4. Radiohead The Bends

The Bends

The old adage about what doesn’t kill you making you stronger is a perfect fit for Radiohead’s second album. Ordered to go on the road by producer John Leckie after prolonged tortuous studio sessions, the re-energised group returned and recorded the whole thing in a fortnight. It shows. Using alcohol to catch themselves off-guard, Planet Telex blew the creative floodgates open; while My Iron Lung saw them formally exorcise the spectre of Creep by writing about it. The quantum leap both in terms of songwriting – Just, Street Spirit, (Nice Dream) – and Yorke’s voice means that even now, The Bends remains a set text for every young guitar band.

3. Radiohead In Rainbows

In Rainbows

XL | 2007
Prior to In Rainbows, Radiohead had variously sounded like a great live band and hermetic musos prodding around on powerbooks in the hope that the next noise might yield a new direction. In Rainbows offered a seamless blend of both. Weird Fishes/Arpeggi refracted Aphex Twin’s occasional journeys into Cornish digi-folk through a gauzy analogue fever dream; 15 Step was a hobnail-booted military drill which owed just as much to forgotten avant-gardists Disco Inferno as Yorke’s beloved Four Tet. Even after its game-changing name-your-price download release, it entered the US and UK charts and Number 1. Big and clever were no longer mutually exclusive.

2. Radiohead OK Computer

OK Computer

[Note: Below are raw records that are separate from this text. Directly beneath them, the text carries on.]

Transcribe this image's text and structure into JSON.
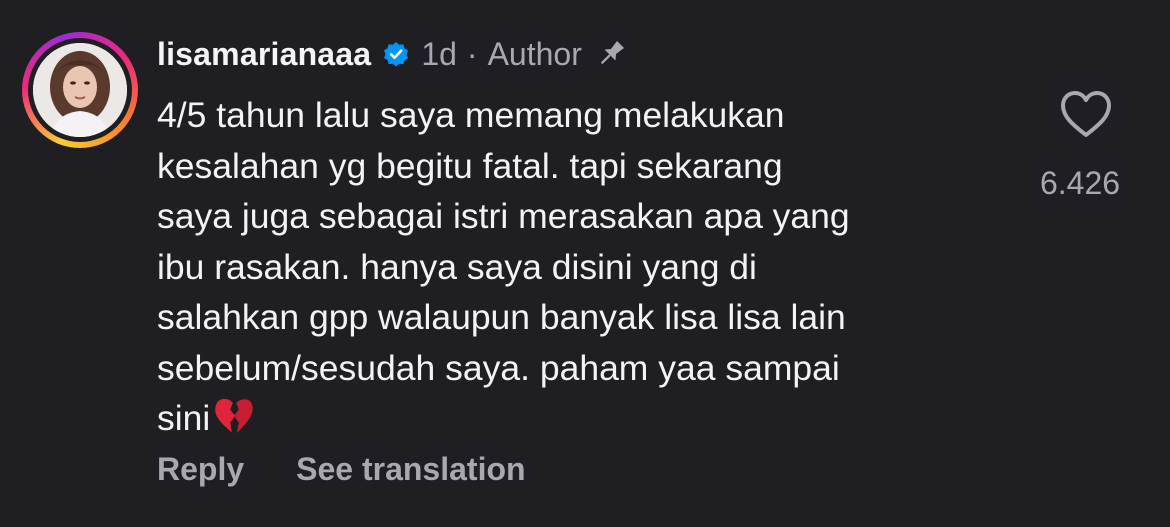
{
  "comment": {
    "username": "lisamarianaaa",
    "verified_icon": "verified-badge-icon",
    "time": "1d",
    "separator": "·",
    "author_label": "Author",
    "pinned_icon": "pin-icon",
    "text_lines": [
      "4/5 tahun lalu saya memang melakukan",
      "kesalahan yg begitu fatal. tapi sekarang",
      "saya juga sebagai istri merasakan apa yang",
      "ibu rasakan. hanya saya disini yang di",
      "salahkan gpp walaupun banyak lisa lisa lain",
      "sebelum/sesudah saya. paham yaa sampai",
      "sini"
    ],
    "trailing_emoji": "broken-heart-emoji",
    "like_icon": "heart-outline-icon",
    "like_count": "6.426",
    "reply_label": "Reply",
    "translate_label": "See translation"
  },
  "colors": {
    "background": "#1f1f23",
    "primary_text": "#f3f3f5",
    "secondary_text": "#a8a8b0",
    "verified_blue": "#0095f6",
    "broken_heart_red": "#e0243a"
  }
}
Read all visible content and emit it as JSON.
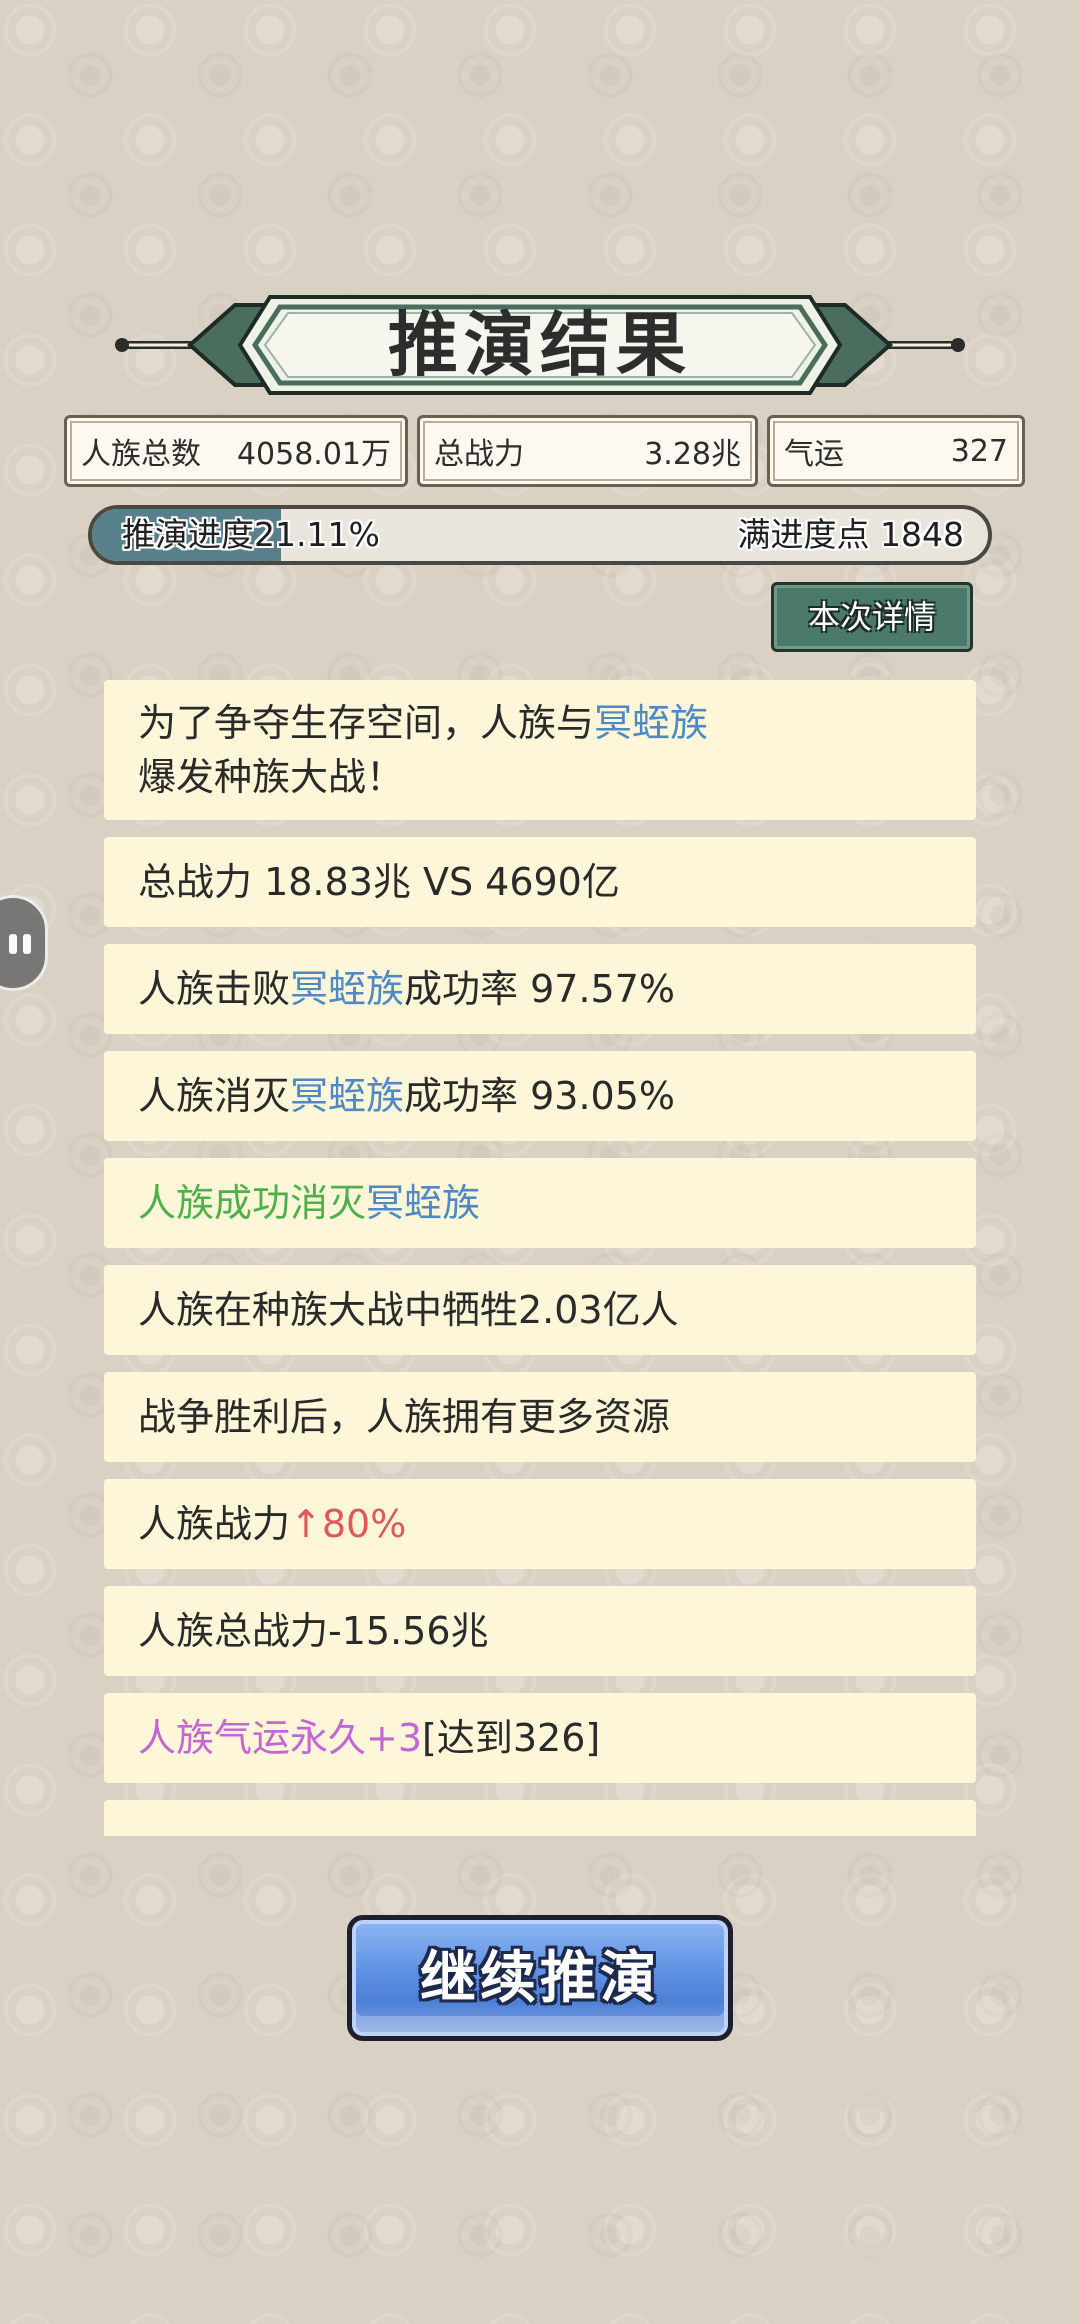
{
  "header": {
    "title": "推演结果"
  },
  "stats": [
    {
      "label": "人族总数",
      "value": "4058.01万"
    },
    {
      "label": "总战力",
      "value": "3.28兆"
    },
    {
      "label": "气运",
      "value": "327"
    }
  ],
  "progress": {
    "label": "推演进度21.11%",
    "fraction": 0.2111,
    "max_label": "满进度点 1848"
  },
  "details_button": {
    "label": "本次详情"
  },
  "results": [
    {
      "parts": [
        {
          "text": "为了争夺生存空间，人族与",
          "color": "default"
        },
        {
          "text": "冥蛭族",
          "color": "blue"
        },
        {
          "text": "爆发种族大战！",
          "color": "default"
        }
      ]
    },
    {
      "parts": [
        {
          "text": "总战力 18.83兆 VS 4690亿",
          "color": "default"
        }
      ]
    },
    {
      "parts": [
        {
          "text": "人族击败",
          "color": "default"
        },
        {
          "text": "冥蛭族",
          "color": "blue"
        },
        {
          "text": "成功率 97.57%",
          "color": "default"
        }
      ]
    },
    {
      "parts": [
        {
          "text": "人族消灭",
          "color": "default"
        },
        {
          "text": "冥蛭族",
          "color": "blue"
        },
        {
          "text": "成功率 93.05%",
          "color": "default"
        }
      ]
    },
    {
      "parts": [
        {
          "text": "人族成功消灭",
          "color": "green"
        },
        {
          "text": "冥蛭族",
          "color": "blue"
        }
      ]
    },
    {
      "parts": [
        {
          "text": "人族在种族大战中牺牲2.03亿人",
          "color": "default"
        }
      ]
    },
    {
      "parts": [
        {
          "text": "战争胜利后，人族拥有更多资源",
          "color": "default"
        }
      ]
    },
    {
      "parts": [
        {
          "text": "人族战力",
          "color": "default"
        },
        {
          "text": "↑80%",
          "color": "red"
        }
      ]
    },
    {
      "parts": [
        {
          "text": "人族总战力-15.56兆",
          "color": "default"
        }
      ]
    },
    {
      "parts": [
        {
          "text": "人族气运永久+3",
          "color": "purple"
        },
        {
          "text": "[达到326]",
          "color": "default"
        }
      ]
    },
    {
      "parts": [
        {
          "text": "",
          "color": "default"
        }
      ]
    }
  ],
  "continue_button": {
    "label": "继续推演"
  },
  "colors": {
    "blue": "#4e88c5",
    "green": "#4fb04a",
    "red": "#e05858",
    "purple": "#c566d6",
    "banner": "#4b6d5e"
  }
}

The word-of-mouth response to The Bends meant that Radiohead knew their third album would make an impact – the backdated goodwill even prompted Radio 1 to playlist obtuse lead single Paranoid Android. Hindsight and familiarity have conspired to make OK Computer seem like an album of standards. However, the spooked stoned alienation of Subterranean Homesick Alien and The Tourist felt unprecedented at the time – staging posts in a journey towards an uncertain, depersonalised future. Elsewhere, their ability to pluck peerlessly moving melodies out of the ether seemed to peak with Let Down, No Surprises and Lucky.

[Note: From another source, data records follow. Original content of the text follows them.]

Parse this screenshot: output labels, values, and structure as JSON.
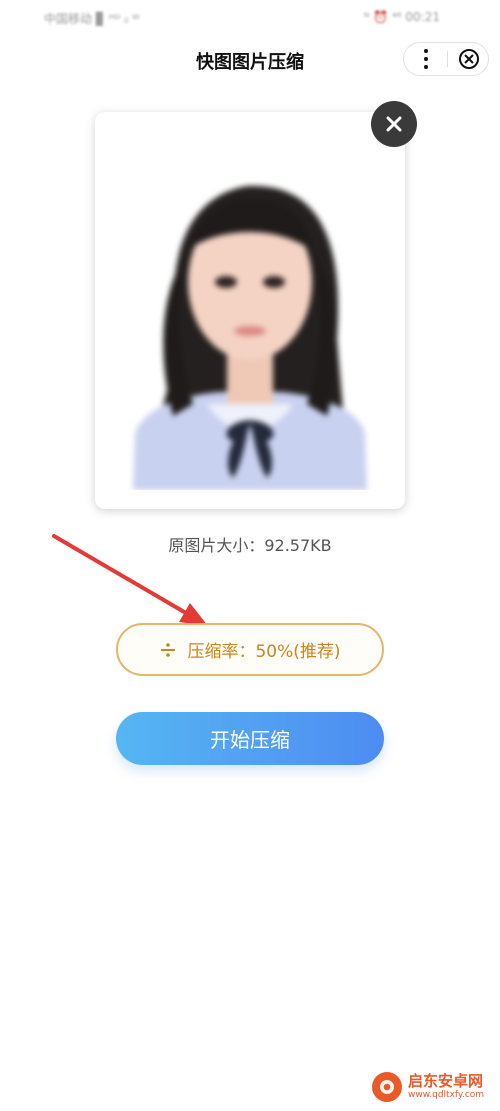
{
  "status_bar": {
    "carrier": "中国移动 ▊ ᴴᴰ ᵢₗ ᵂ",
    "right": "ᴺ ⏰ ⁴⁶ 00:21"
  },
  "header": {
    "title": "快图图片压缩"
  },
  "preview": {
    "photo_alt": "证件照预览"
  },
  "info": {
    "file_size_text": "原图片大小：92.57KB"
  },
  "compression": {
    "ratio_text": "压缩率：50%(推荐)"
  },
  "actions": {
    "start_label": "开始压缩"
  },
  "watermark": {
    "name": "启东安卓网",
    "url": "www.qdltxfy.com"
  },
  "colors": {
    "accent_orange": "#e7b568",
    "button_blue_start": "#56b6f3",
    "button_blue_end": "#4d8cf1",
    "annotation_red": "#e53935"
  }
}
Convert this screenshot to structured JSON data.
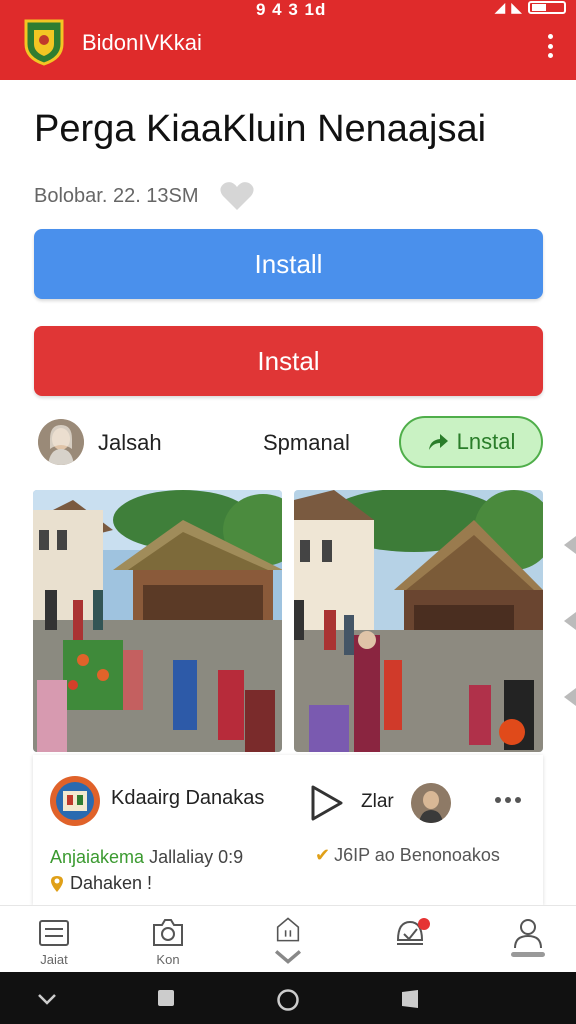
{
  "status_bar": {
    "time": "9 4 3 1d"
  },
  "app_bar": {
    "title": "BidonIVKkai",
    "logo_icon": "emblem-icon",
    "menu_icon": "more-vert-icon",
    "color": "#df2b2b"
  },
  "app": {
    "title": "Perga KiaaKluin Nenaajsai",
    "meta": "Bolobar. 22. 13SM",
    "favorite_icon": "heart-icon"
  },
  "buttons": {
    "install_primary": "Install",
    "install_secondary": "Instal",
    "green_install": "Lnstal",
    "colors": {
      "blue": "#4a90ec",
      "red": "#e03636",
      "green": "#c9f2c3"
    }
  },
  "developer": {
    "name": "Jalsah",
    "label": "Spmanal"
  },
  "screenshots": [
    "market-scene-photo-1",
    "market-scene-photo-2"
  ],
  "card": {
    "name": "Kdaairg Danakas",
    "play_label": "Zlar",
    "line1_green": "Anjaiakema",
    "line1_gray": "Jallaliay  0:9",
    "check_text": "J6IP ao Benonoakos",
    "line2": "Dahaken !"
  },
  "bottom_nav": [
    {
      "label": "Jaiat",
      "icon": "list-icon"
    },
    {
      "label": "Kon",
      "icon": "camera-icon"
    },
    {
      "label": "",
      "icon": "home-icon"
    },
    {
      "label": "",
      "icon": "notification-icon"
    },
    {
      "label": "",
      "icon": "profile-icon"
    }
  ],
  "system_nav": [
    "back-icon",
    "recents-icon",
    "home-circle-icon",
    "app-switch-icon"
  ]
}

1. Radiohead Kid A

Kid A

Effectively redrew the parameters of the rock album for the new century. The padded cell ambience of Everything In Its Right Place and Morning Bell seemed custom-built for these obsessive-compulsive times – as did the fin de siècle night terrors of The National Anthem and Idioteque. And throughout it all – most notably on How To Disappear Completely and Optimistic – Radiohead still found time to remind us that their electrifying live synergy was still intact. Anyone seeking to establish the last time a mainstream rock group released such an experimental record and maintained their commercial stock would have to go all the way back to 1968 and The White Album. Therein lay the scale of Kid A’s achievement.

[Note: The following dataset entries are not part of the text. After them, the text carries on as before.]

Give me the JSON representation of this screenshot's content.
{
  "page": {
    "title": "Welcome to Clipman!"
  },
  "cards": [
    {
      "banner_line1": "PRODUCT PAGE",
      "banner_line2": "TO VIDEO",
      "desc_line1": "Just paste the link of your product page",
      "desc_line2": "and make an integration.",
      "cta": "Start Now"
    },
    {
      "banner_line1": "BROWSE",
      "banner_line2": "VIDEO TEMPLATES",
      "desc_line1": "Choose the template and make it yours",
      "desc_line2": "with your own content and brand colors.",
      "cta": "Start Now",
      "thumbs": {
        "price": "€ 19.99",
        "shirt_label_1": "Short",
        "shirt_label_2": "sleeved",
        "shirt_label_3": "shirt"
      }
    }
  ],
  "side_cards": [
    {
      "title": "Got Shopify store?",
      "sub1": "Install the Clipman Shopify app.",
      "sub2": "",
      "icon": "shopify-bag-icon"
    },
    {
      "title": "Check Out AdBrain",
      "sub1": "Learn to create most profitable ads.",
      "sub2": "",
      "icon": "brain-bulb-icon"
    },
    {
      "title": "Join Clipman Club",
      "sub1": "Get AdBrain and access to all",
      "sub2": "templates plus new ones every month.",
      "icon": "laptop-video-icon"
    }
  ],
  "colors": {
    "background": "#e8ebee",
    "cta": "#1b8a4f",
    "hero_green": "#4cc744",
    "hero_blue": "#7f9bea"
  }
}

Increasing revulsion that they might be a part of rock music’s mooted obsolescence has created a tension in Radiohead’s music that is never likely to be resolved, and by evolving with every new album, they’ve become peerlessly adept at giving us the record that we didn’t know we wanted. To call Radiohead a band these days only goes some way to describing how they run their affairs. At times, they seem more like a loose aggregation of likeminded music workers dispensing sonic bulletins. The last two albums appeared with almost no advance notice, whilst you’d be forgiven for missing some of the inspired recordings that have surfaced between albums: in particular 2011’s digital two-hander The Daily Mail/Staircase and 2009’s Harry Patch (In Memory Of).

“We’re such a bunch of stupidly self-critical pathological over-achievers.”

Thom Yorke, MOJO, 2006

Like The Beatles and David Bowie, their influence seems to be all around us. To any young guitar band worth their salt, The Bends and OK Computer remain part of the core curriculum; to latter-day sonic expeditionaries such as Animal Collective and Jon Hopkins, Kid A and Amnesiac are proof that esoteric, challenging music can cross over to a discerning global fanbase. Over two decades, Radiohead have given us the best of both worlds.